▶ **Data items**
################

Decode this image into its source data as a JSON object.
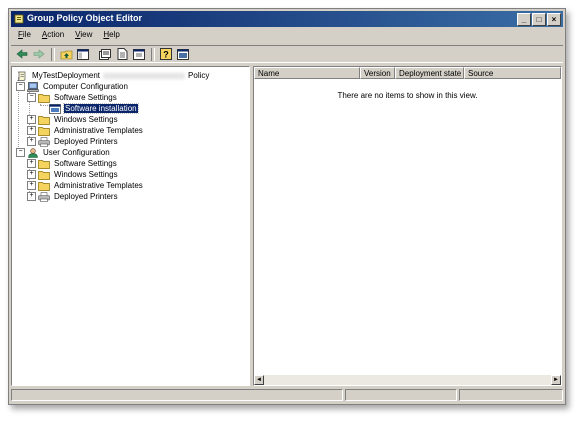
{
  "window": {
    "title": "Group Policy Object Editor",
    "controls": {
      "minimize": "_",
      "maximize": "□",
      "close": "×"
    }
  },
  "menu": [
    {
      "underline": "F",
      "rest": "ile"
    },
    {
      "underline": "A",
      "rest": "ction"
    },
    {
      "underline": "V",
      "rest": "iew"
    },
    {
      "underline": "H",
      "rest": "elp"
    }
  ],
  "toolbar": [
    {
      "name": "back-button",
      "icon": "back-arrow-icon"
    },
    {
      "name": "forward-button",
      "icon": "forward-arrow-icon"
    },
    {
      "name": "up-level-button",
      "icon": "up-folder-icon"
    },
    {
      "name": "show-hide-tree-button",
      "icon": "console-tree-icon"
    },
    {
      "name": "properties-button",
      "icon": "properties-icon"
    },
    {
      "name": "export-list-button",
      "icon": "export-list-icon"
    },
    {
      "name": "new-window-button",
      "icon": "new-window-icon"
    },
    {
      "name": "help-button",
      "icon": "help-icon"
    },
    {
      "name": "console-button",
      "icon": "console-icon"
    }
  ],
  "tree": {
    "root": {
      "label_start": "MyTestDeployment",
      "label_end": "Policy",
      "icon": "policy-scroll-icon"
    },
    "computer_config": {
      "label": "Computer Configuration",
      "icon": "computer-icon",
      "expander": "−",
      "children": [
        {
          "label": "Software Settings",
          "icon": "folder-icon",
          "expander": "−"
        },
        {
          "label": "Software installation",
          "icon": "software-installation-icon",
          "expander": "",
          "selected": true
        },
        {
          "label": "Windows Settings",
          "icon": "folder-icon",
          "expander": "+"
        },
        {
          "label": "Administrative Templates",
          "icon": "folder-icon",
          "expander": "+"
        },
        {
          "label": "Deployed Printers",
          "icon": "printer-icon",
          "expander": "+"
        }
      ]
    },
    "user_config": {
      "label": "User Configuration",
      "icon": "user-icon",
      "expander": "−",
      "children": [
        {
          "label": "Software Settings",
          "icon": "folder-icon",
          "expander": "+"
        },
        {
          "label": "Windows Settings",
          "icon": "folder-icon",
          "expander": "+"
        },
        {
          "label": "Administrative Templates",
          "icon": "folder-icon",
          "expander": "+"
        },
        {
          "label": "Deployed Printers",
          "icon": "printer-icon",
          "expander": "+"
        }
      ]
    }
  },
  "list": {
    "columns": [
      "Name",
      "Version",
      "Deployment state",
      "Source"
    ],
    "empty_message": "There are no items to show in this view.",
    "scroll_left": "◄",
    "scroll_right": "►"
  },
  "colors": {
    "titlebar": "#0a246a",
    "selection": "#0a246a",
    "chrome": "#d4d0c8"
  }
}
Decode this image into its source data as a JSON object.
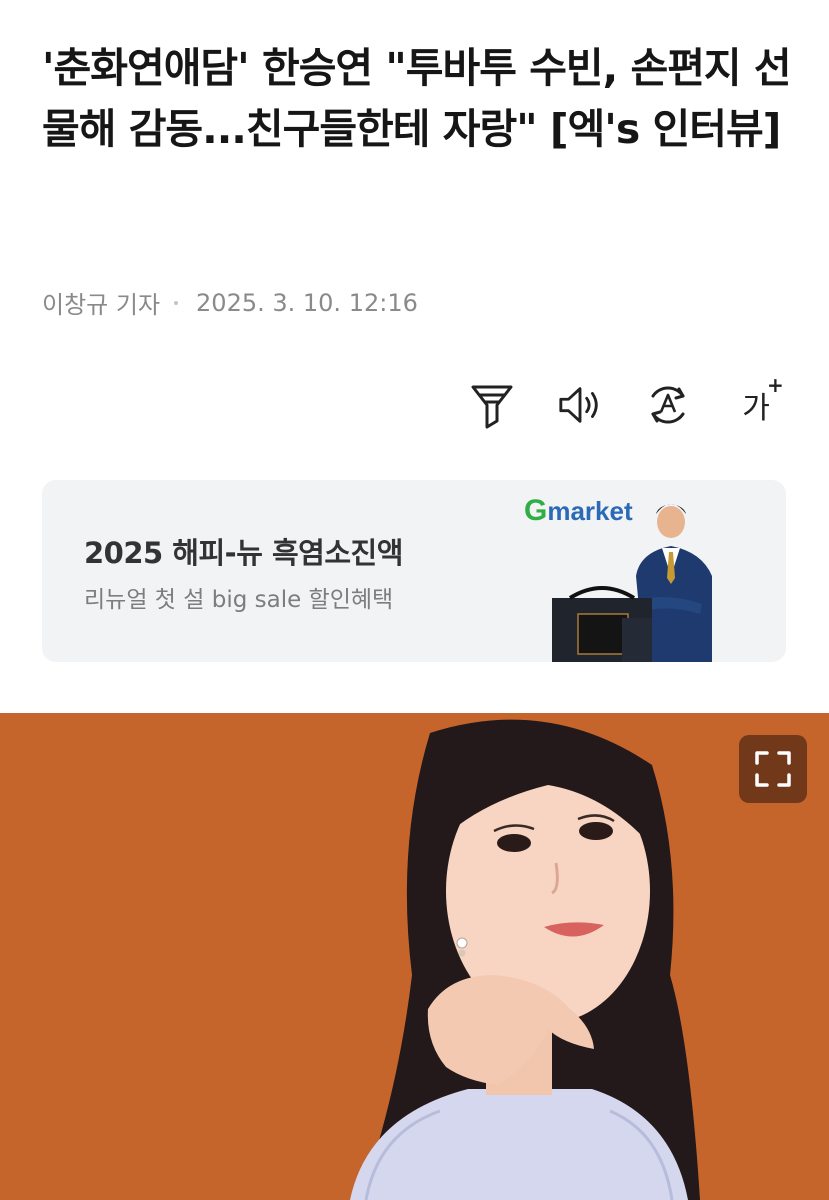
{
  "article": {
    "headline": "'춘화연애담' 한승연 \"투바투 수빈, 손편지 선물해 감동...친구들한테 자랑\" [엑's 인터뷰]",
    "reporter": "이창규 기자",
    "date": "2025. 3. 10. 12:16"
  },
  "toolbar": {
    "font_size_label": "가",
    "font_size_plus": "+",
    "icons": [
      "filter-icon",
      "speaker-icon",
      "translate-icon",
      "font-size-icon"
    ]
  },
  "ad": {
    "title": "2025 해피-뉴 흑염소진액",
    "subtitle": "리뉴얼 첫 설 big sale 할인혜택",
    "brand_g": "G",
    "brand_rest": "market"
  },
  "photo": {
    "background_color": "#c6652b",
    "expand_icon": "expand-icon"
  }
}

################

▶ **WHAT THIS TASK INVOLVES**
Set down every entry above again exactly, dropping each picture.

▶ **REPLY TO THE EXERCISE**
Decode this image into its source data as a JSON object.
{
  "window": {
    "title": "Group Policy Object Editor",
    "controls": {
      "minimize": "_",
      "maximize": "□",
      "close": "×"
    }
  },
  "menu": [
    {
      "underline": "F",
      "rest": "ile"
    },
    {
      "underline": "A",
      "rest": "ction"
    },
    {
      "underline": "V",
      "rest": "iew"
    },
    {
      "underline": "H",
      "rest": "elp"
    }
  ],
  "toolbar": [
    {
      "name": "back-button",
      "icon": "back-arrow-icon"
    },
    {
      "name": "forward-button",
      "icon": "forward-arrow-icon"
    },
    {
      "name": "up-level-button",
      "icon": "up-folder-icon"
    },
    {
      "name": "show-hide-tree-button",
      "icon": "console-tree-icon"
    },
    {
      "name": "properties-button",
      "icon": "properties-icon"
    },
    {
      "name": "export-list-button",
      "icon": "export-list-icon"
    },
    {
      "name": "new-window-button",
      "icon": "new-window-icon"
    },
    {
      "name": "help-button",
      "icon": "help-icon"
    },
    {
      "name": "console-button",
      "icon": "console-icon"
    }
  ],
  "tree": {
    "root": {
      "label_start": "MyTestDeployment",
      "label_end": "Policy",
      "icon": "policy-scroll-icon"
    },
    "computer_config": {
      "label": "Computer Configuration",
      "icon": "computer-icon",
      "expander": "−",
      "children": [
        {
          "label": "Software Settings",
          "icon": "folder-icon",
          "expander": "−"
        },
        {
          "label": "Software installation",
          "icon": "software-installation-icon",
          "expander": "",
          "selected": true
        },
        {
          "label": "Windows Settings",
          "icon": "folder-icon",
          "expander": "+"
        },
        {
          "label": "Administrative Templates",
          "icon": "folder-icon",
          "expander": "+"
        },
        {
          "label": "Deployed Printers",
          "icon": "printer-icon",
          "expander": "+"
        }
      ]
    },
    "user_config": {
      "label": "User Configuration",
      "icon": "user-icon",
      "expander": "−",
      "children": [
        {
          "label": "Software Settings",
          "icon": "folder-icon",
          "expander": "+"
        },
        {
          "label": "Windows Settings",
          "icon": "folder-icon",
          "expander": "+"
        },
        {
          "label": "Administrative Templates",
          "icon": "folder-icon",
          "expander": "+"
        },
        {
          "label": "Deployed Printers",
          "icon": "printer-icon",
          "expander": "+"
        }
      ]
    }
  },
  "list": {
    "columns": [
      "Name",
      "Version",
      "Deployment state",
      "Source"
    ],
    "empty_message": "There are no items to show in this view.",
    "scroll_left": "◄",
    "scroll_right": "►"
  },
  "colors": {
    "titlebar": "#0a246a",
    "selection": "#0a246a",
    "chrome": "#d4d0c8"
  }
}
Decode this image into its source data as a JSON object.
{
  "article": {
    "headline": "'춘화연애담' 한승연 \"투바투 수빈, 손편지 선물해 감동...친구들한테 자랑\" [엑's 인터뷰]",
    "reporter": "이창규 기자",
    "date": "2025. 3. 10. 12:16"
  },
  "toolbar": {
    "font_size_label": "가",
    "font_size_plus": "+",
    "icons": [
      "filter-icon",
      "speaker-icon",
      "translate-icon",
      "font-size-icon"
    ]
  },
  "ad": {
    "title": "2025 해피-뉴 흑염소진액",
    "subtitle": "리뉴얼 첫 설 big sale 할인혜택",
    "brand_g": "G",
    "brand_rest": "market"
  },
  "photo": {
    "background_color": "#c6652b",
    "expand_icon": "expand-icon"
  }
}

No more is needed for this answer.